● **TASK DESCRIPTION**:
Please repeat the entries below exactly as written, leaving out any images.
▼▼▼
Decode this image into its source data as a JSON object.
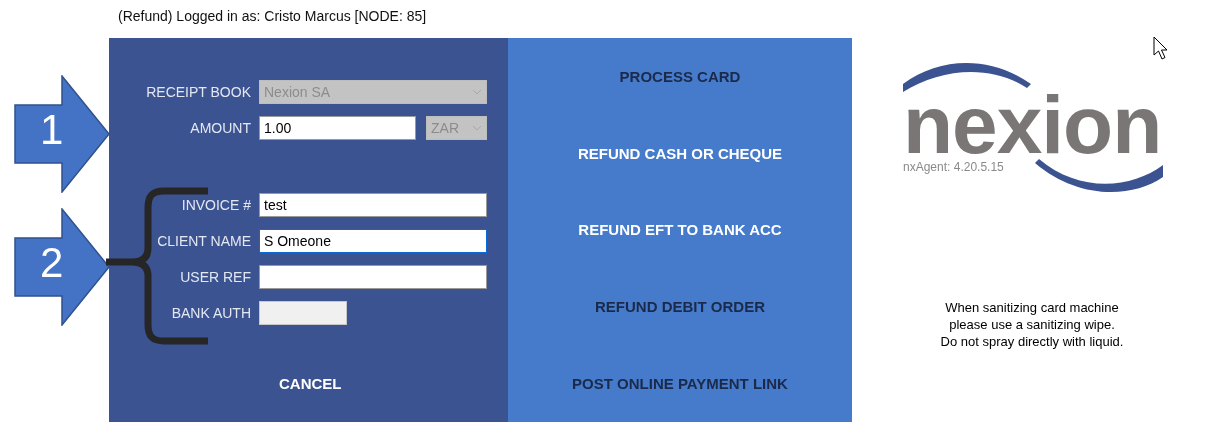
{
  "header": {
    "title": "(Refund) Logged in as: Cristo Marcus [NODE: 85]"
  },
  "form": {
    "receipt_book": {
      "label": "RECEIPT BOOK",
      "value": "Nexion SA",
      "disabled": true
    },
    "amount": {
      "label": "AMOUNT",
      "value": "1.00",
      "currency": {
        "value": "ZAR",
        "disabled": true
      }
    },
    "reference_fields": [
      {
        "kind": "text",
        "label": "INVOICE #",
        "value": "test",
        "focused": false,
        "disabled": false
      },
      {
        "kind": "text",
        "label": "CLIENT NAME",
        "value": "S Omeone",
        "focused": true,
        "disabled": false
      },
      {
        "kind": "text",
        "label": "USER REF",
        "focused": false,
        "disabled": false
      },
      {
        "kind": "short",
        "label": "BANK AUTH",
        "focused": false,
        "disabled": true
      }
    ],
    "cancel": {
      "label": "CANCEL"
    }
  },
  "actions": [
    {
      "label": "PROCESS CARD",
      "disabled": true
    },
    {
      "label": "REFUND CASH OR CHEQUE",
      "disabled": false
    },
    {
      "label": "REFUND EFT TO BANK ACC",
      "disabled": false
    },
    {
      "label": "REFUND DEBIT ORDER",
      "disabled": true
    },
    {
      "label": "POST ONLINE PAYMENT LINK",
      "disabled": true
    }
  ],
  "logo": {
    "wordmark": "nexion",
    "version": "nxAgent: 4.20.5.15"
  },
  "notice": [
    "When sanitizing card machine",
    "please use a sanitizing wipe.",
    "Do not spray directly with liquid."
  ],
  "annotations": [
    {
      "label": "1"
    },
    {
      "label": "2"
    }
  ]
}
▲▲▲
● **ANSWER BELOW**:
Decode this image into its source data as a JSON object.
{
  "header": {
    "title": "(Refund) Logged in as: Cristo Marcus [NODE: 85]"
  },
  "form": {
    "receipt_book": {
      "label": "RECEIPT BOOK",
      "value": "Nexion SA",
      "disabled": true
    },
    "amount": {
      "label": "AMOUNT",
      "value": "1.00",
      "currency": {
        "value": "ZAR",
        "disabled": true
      }
    },
    "reference_fields": [
      {
        "kind": "text",
        "label": "INVOICE #",
        "value": "test",
        "focused": false,
        "disabled": false
      },
      {
        "kind": "text",
        "label": "CLIENT NAME",
        "value": "S Omeone",
        "focused": true,
        "disabled": false
      },
      {
        "kind": "text",
        "label": "USER REF",
        "focused": false,
        "disabled": false
      },
      {
        "kind": "short",
        "label": "BANK AUTH",
        "focused": false,
        "disabled": true
      }
    ],
    "cancel": {
      "label": "CANCEL"
    }
  },
  "actions": [
    {
      "label": "PROCESS CARD",
      "disabled": true
    },
    {
      "label": "REFUND CASH OR CHEQUE",
      "disabled": false
    },
    {
      "label": "REFUND EFT TO BANK ACC",
      "disabled": false
    },
    {
      "label": "REFUND DEBIT ORDER",
      "disabled": true
    },
    {
      "label": "POST ONLINE PAYMENT LINK",
      "disabled": true
    }
  ],
  "logo": {
    "wordmark": "nexion",
    "version": "nxAgent: 4.20.5.15"
  },
  "notice": [
    "When sanitizing card machine",
    "please use a sanitizing wipe.",
    "Do not spray directly with liquid."
  ],
  "annotations": [
    {
      "label": "1"
    },
    {
      "label": "2"
    }
  ]
}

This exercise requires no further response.